Saved entries
_____
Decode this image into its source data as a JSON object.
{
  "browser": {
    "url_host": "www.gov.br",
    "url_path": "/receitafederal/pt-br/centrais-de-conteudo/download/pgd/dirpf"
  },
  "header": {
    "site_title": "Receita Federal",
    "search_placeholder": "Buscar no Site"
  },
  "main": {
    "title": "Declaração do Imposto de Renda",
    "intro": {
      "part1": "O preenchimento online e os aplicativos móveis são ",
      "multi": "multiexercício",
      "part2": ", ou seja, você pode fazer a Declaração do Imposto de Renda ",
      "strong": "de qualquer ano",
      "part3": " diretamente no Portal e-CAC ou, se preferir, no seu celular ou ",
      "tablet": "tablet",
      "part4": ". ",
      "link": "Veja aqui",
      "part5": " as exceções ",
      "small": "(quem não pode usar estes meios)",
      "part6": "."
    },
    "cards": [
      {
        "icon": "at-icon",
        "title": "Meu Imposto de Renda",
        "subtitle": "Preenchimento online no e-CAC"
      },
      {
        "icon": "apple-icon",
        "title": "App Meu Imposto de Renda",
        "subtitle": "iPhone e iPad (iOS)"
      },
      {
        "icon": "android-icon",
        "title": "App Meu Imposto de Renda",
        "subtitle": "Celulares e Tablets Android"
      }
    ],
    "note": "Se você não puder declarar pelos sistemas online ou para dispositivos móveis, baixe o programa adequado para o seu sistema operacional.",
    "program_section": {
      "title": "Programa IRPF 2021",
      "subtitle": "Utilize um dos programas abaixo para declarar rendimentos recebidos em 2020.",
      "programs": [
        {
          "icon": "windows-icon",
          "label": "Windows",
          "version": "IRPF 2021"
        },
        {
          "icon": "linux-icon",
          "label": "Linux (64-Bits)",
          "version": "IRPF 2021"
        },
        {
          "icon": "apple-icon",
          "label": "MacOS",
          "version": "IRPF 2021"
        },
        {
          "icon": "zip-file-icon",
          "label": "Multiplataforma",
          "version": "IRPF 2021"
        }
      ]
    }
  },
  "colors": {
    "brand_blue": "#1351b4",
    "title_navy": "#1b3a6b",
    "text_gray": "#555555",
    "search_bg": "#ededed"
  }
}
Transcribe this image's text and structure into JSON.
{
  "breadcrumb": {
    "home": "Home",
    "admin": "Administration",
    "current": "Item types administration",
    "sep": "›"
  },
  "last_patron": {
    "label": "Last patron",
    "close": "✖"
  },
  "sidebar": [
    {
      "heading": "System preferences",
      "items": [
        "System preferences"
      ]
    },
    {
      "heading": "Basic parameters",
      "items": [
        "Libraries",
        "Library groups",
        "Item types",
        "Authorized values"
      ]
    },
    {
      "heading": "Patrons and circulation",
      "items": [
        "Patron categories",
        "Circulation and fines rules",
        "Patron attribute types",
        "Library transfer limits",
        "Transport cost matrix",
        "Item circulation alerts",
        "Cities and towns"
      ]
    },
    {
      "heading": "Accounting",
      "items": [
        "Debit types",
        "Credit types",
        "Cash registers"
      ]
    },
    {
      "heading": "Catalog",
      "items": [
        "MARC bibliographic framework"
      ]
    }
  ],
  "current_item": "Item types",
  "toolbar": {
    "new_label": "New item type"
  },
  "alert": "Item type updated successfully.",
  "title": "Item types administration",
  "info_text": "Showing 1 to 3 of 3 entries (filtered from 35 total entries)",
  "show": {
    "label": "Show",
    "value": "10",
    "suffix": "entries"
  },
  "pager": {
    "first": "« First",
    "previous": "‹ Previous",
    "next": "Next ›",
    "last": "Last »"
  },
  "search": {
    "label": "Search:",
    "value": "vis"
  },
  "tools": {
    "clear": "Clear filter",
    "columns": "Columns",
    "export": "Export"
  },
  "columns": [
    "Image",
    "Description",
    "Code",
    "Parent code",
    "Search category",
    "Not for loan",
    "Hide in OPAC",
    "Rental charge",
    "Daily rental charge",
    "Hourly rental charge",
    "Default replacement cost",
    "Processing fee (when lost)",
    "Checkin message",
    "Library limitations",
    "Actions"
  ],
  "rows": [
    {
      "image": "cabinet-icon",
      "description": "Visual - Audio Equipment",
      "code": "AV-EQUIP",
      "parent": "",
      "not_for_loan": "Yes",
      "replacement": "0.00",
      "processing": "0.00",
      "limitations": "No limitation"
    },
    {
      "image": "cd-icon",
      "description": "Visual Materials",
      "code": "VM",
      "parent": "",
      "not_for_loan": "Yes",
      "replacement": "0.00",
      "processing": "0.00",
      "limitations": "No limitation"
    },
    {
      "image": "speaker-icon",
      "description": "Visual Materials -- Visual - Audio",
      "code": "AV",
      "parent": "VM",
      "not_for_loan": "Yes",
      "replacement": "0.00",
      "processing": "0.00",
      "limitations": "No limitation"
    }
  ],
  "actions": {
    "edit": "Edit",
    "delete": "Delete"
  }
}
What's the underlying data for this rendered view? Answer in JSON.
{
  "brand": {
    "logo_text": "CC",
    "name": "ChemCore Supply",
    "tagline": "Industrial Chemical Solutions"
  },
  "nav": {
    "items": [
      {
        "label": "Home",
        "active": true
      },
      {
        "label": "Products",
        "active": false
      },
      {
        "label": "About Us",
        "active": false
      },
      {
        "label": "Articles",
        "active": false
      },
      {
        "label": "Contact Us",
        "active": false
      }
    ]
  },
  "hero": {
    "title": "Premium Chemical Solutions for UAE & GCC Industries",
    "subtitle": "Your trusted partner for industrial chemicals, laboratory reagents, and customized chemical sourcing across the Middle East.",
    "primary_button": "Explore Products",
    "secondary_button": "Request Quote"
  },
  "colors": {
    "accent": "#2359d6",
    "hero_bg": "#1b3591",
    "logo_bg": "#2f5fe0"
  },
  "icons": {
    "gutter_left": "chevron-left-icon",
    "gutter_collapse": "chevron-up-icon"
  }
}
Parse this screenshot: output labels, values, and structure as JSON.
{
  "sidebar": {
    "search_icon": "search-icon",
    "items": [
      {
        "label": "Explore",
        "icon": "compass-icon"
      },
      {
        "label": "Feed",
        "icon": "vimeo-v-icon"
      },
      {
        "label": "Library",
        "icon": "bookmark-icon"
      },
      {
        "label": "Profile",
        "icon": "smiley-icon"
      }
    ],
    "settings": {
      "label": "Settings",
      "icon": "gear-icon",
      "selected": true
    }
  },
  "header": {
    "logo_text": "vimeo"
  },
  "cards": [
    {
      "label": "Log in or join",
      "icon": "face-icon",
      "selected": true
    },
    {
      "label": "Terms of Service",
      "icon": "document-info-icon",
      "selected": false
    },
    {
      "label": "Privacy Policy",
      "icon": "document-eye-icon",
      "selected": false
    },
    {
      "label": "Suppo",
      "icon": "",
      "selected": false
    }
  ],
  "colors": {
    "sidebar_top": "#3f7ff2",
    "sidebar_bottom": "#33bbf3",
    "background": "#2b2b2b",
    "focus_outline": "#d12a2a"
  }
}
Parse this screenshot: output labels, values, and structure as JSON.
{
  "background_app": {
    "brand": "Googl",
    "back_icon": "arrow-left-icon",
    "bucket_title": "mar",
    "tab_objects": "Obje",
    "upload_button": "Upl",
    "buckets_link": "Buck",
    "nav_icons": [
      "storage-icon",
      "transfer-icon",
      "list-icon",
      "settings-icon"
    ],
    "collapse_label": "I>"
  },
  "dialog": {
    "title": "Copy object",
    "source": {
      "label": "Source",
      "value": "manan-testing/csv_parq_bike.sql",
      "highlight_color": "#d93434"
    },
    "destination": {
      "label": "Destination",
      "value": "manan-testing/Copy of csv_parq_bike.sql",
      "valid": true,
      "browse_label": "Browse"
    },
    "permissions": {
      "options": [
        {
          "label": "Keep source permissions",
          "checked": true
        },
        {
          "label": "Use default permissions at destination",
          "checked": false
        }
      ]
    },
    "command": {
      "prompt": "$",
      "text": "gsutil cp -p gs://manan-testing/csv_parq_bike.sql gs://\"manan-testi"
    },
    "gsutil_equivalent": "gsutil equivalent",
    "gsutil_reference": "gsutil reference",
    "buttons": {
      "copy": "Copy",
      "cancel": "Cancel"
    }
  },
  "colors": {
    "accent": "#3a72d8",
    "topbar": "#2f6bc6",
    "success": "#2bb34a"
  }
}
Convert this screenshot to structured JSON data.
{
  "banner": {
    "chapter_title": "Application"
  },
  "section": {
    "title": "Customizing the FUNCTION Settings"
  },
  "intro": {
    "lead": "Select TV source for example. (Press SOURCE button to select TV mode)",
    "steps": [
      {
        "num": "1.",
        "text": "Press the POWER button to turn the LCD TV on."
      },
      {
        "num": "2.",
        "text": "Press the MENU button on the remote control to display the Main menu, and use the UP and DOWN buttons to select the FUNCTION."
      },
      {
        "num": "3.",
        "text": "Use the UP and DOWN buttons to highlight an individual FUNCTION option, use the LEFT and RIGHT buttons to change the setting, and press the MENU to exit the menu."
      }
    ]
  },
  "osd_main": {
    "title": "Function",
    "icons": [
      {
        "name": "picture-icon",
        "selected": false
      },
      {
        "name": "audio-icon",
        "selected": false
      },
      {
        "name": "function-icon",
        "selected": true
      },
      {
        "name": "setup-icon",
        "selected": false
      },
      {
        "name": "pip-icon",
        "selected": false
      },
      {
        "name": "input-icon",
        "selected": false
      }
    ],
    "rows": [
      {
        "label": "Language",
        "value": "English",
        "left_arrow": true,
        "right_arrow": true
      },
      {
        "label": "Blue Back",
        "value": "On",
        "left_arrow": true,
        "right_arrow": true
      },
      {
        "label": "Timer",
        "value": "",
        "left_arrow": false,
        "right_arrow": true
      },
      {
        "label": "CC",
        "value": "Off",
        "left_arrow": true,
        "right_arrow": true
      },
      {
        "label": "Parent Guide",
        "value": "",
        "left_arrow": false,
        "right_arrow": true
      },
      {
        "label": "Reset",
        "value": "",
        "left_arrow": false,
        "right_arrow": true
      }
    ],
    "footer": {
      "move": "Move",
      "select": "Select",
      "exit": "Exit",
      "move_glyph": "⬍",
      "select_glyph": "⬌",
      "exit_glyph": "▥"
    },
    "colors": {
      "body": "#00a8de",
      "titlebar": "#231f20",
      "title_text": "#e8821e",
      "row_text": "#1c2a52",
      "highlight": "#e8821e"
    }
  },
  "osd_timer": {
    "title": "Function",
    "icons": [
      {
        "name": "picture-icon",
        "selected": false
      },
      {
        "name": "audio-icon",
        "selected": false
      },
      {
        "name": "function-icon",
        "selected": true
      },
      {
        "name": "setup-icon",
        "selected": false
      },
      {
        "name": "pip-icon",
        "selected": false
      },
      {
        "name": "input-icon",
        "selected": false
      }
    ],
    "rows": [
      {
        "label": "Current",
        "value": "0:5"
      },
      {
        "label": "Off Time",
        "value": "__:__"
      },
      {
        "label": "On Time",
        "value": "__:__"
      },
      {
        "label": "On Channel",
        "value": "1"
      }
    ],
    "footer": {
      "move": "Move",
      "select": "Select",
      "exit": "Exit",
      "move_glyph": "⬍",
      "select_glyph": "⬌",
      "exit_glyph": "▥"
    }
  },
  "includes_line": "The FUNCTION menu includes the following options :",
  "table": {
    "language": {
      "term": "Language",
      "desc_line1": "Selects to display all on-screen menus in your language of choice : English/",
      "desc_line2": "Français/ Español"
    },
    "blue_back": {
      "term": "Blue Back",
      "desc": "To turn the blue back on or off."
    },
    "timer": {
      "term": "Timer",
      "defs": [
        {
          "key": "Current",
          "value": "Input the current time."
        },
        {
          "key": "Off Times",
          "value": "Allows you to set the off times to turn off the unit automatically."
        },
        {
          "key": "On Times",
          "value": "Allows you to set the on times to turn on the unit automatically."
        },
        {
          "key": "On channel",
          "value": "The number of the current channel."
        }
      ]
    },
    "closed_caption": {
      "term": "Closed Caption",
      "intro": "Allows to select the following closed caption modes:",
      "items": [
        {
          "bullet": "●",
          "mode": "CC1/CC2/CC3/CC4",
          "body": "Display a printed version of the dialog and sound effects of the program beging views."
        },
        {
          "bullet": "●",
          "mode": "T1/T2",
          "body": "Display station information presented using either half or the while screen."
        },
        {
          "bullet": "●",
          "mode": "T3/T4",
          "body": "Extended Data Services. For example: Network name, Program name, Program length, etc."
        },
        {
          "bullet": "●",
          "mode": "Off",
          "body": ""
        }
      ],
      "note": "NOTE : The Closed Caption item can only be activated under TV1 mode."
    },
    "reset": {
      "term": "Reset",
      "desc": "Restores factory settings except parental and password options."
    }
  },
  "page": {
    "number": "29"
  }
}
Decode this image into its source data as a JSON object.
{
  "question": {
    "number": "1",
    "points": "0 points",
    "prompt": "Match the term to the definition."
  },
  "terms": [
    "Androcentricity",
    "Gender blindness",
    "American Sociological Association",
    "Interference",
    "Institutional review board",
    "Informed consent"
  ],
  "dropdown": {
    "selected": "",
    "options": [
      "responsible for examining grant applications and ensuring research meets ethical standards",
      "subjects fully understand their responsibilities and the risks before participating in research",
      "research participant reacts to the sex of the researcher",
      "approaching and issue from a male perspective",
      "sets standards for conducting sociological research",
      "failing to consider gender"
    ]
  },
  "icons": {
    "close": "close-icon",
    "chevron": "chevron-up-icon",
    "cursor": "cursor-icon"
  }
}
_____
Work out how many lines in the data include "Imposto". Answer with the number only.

§ Answer: 5